Case 10 (continued)
He’s Just Not the Same
Bill Connor, 47, has been with Bay State Service Corporation for 11 years. About four years ago,
Bill was promoted from the Transportation Department to the mail room. The mail room job
involved lifting and carrying boxes of supplies for distribution throughout the organization. For
three years, Bill consistently did an acceptable job in this capacity.
Last year, during a vacation camping trip, Bill broke his leg and ankle in a nasty fall. The
doctor who set his leg told him he needed five weeks’ rest. However, just before returning to
work, Bill called and notified his boss, Ken Pierce, that he had to stay out a little longer because
the leg was not mending properly.
When he did return to work, Bill could not maintain his pre-injury pace of lifting and deliv-
ery. Eventually, he had to wear a leg brace and use a cane. His boss gave him as much desk work
as possible, but a backlog of undelivered materials began to build up. Other employees in the mail
room are now complaining that they are working harder and making less money than Bill.
Bill has a performance appraisal due in three months. His supervisor would like to just tell
him the truth and terminate his employment. Short of that, he would like to suggest that Bill be
given a transfer, although he is not optimistic that a transfer can be arranged.

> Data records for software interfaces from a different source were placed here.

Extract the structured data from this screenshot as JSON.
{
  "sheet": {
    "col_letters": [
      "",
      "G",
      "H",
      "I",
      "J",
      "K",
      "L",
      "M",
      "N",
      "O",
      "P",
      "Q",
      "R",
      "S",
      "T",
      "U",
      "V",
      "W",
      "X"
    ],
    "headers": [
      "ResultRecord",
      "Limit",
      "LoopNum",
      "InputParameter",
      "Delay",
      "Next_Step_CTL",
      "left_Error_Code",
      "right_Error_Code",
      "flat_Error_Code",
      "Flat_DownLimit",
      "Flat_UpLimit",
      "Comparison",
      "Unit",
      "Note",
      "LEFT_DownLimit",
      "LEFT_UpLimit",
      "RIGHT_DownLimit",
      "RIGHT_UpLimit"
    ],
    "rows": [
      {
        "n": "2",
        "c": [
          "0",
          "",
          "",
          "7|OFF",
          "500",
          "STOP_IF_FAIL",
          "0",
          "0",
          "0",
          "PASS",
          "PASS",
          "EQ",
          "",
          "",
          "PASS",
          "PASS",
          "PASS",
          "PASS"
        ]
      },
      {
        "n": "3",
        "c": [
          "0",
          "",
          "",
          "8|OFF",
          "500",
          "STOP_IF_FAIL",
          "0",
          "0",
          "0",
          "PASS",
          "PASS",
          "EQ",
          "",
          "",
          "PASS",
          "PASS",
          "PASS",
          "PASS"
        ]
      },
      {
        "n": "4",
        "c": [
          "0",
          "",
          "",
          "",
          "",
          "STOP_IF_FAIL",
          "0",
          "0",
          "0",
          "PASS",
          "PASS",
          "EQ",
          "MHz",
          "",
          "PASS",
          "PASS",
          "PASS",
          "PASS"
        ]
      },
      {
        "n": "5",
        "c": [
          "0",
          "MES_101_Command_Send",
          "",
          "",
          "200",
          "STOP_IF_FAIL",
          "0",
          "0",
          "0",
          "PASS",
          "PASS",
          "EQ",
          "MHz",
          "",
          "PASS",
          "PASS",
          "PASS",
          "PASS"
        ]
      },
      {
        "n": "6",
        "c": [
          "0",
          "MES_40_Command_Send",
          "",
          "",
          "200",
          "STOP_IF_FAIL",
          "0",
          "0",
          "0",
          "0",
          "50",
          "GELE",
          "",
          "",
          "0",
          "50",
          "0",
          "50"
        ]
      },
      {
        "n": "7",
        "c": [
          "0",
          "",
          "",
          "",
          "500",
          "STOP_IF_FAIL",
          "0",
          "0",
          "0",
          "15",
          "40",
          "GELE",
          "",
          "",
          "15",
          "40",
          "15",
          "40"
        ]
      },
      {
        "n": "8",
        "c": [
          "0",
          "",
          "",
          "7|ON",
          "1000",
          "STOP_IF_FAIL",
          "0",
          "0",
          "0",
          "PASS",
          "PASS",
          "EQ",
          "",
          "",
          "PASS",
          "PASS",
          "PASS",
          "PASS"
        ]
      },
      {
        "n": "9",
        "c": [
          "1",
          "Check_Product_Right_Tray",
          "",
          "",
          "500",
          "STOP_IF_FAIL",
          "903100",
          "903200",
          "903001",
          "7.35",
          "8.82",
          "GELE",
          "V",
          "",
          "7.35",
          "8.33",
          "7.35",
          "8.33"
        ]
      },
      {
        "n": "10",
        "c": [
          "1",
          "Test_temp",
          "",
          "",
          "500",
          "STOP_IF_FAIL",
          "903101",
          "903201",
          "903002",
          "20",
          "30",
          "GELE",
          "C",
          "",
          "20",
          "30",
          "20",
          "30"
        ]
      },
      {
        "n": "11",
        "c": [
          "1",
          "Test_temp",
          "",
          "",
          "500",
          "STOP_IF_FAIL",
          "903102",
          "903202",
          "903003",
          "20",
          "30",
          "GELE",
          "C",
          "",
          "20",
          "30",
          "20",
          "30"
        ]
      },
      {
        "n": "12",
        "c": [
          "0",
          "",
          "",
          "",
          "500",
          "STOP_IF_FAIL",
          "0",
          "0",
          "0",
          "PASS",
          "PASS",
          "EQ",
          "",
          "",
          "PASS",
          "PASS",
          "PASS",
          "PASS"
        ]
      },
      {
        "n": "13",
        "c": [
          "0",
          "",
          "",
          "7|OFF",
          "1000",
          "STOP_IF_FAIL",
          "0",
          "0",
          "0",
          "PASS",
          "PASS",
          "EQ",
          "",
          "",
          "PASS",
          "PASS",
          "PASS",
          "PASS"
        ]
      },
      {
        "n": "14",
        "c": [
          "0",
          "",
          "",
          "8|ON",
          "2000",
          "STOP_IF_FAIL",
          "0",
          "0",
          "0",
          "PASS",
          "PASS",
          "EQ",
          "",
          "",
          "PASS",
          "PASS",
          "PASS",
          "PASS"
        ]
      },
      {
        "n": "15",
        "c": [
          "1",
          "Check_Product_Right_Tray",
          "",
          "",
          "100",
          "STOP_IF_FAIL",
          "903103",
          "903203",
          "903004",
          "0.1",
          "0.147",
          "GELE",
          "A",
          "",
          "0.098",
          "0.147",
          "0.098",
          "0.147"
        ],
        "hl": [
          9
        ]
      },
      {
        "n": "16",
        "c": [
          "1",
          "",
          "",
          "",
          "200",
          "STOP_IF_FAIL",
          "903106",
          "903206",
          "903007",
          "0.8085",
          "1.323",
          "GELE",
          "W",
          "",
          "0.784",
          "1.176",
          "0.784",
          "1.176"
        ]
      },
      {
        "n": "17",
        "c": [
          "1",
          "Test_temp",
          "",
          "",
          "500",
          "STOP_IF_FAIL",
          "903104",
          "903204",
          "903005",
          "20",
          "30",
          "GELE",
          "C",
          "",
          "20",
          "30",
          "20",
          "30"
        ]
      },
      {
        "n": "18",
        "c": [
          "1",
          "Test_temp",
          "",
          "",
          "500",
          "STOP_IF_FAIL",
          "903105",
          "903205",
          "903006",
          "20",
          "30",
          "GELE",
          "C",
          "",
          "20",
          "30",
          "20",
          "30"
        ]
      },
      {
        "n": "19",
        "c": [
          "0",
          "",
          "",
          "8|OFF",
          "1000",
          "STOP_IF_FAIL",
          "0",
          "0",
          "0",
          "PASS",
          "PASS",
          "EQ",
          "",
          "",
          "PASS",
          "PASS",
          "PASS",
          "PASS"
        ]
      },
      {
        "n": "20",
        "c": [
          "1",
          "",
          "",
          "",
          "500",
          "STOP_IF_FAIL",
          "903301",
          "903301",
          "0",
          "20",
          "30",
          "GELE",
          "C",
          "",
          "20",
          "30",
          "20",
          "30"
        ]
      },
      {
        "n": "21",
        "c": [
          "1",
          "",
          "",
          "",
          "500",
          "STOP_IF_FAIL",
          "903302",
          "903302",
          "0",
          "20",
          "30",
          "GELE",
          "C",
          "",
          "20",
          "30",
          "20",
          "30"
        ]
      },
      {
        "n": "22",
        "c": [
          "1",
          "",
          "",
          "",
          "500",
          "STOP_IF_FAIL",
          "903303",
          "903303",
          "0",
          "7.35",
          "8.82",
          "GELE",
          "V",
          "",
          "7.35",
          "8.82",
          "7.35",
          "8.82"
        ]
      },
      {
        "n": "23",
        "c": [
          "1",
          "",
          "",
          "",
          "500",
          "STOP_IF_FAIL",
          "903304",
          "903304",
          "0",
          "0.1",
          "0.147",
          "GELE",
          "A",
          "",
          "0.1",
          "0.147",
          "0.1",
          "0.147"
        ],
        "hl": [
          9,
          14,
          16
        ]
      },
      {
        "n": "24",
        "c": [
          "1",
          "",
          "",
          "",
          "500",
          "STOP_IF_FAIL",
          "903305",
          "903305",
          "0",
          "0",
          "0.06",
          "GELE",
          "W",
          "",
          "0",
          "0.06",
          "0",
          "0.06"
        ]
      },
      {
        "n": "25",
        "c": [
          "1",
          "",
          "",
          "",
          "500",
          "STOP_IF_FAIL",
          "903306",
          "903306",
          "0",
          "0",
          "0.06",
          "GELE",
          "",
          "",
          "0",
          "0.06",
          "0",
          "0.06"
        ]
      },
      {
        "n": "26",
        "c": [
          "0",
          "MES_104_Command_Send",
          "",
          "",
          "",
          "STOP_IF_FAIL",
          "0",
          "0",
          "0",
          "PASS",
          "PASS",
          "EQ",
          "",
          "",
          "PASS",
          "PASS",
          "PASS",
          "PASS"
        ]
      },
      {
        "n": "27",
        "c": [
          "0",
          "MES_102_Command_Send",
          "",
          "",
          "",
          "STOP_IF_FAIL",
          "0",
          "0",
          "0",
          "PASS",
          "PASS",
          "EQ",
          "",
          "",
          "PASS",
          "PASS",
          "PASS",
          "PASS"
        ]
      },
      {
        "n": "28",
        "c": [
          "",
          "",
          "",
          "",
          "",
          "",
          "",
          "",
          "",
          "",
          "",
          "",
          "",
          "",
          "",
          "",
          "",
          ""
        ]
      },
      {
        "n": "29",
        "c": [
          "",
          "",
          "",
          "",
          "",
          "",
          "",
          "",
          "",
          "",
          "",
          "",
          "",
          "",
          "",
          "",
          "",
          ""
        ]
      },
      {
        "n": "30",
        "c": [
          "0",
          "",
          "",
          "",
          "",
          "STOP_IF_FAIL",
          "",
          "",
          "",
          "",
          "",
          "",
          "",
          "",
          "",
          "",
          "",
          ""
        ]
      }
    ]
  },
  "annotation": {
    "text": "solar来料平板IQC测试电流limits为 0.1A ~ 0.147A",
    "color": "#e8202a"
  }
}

Answers to Case Questions
1. What legal regulations apply to this situation?
The applicable laws affecting disabled employees do exempt smaller and nonfederal contracto
employers. While it is not clear what Bay State Service’s exact size and nature is, for this case i
will be assumed that Bay State is covered by these laws.
There are two main laws that could apply. The Rehabilitation Act of 1973 generally prohibits
employment practices that discriminate on the basis of disability. The Americans with
Disabilities Act of 1990 extends that basic protection by detailing certain procedures fo
adjusting employment to accommodate workers with disabilities. There may be state or local
laws that apply also.
Under these laws, a person is considered disabled if (in part) that person has a physical impair-
ment that substantially limits one or more major life activities. In this case, Bill would clearly be
considered as having a disability. Consequently, he would be protected by these laws.
2. Can Ken Pierce (Bill’s supervisor) legally fire Bill?
This is something of a trick question. Under the general provisions of the Employment-at-Will
Doctrine, an employer has the right to hire and fire at will, so in that sense, Ken does have the
right to fire Bill. However, in this case, Bill enjoys certain protections that, if violated, could
e legally contested. Ken’s preferable course of action would be to follow the legally define
guidelines, which could end up in Bill’s termination.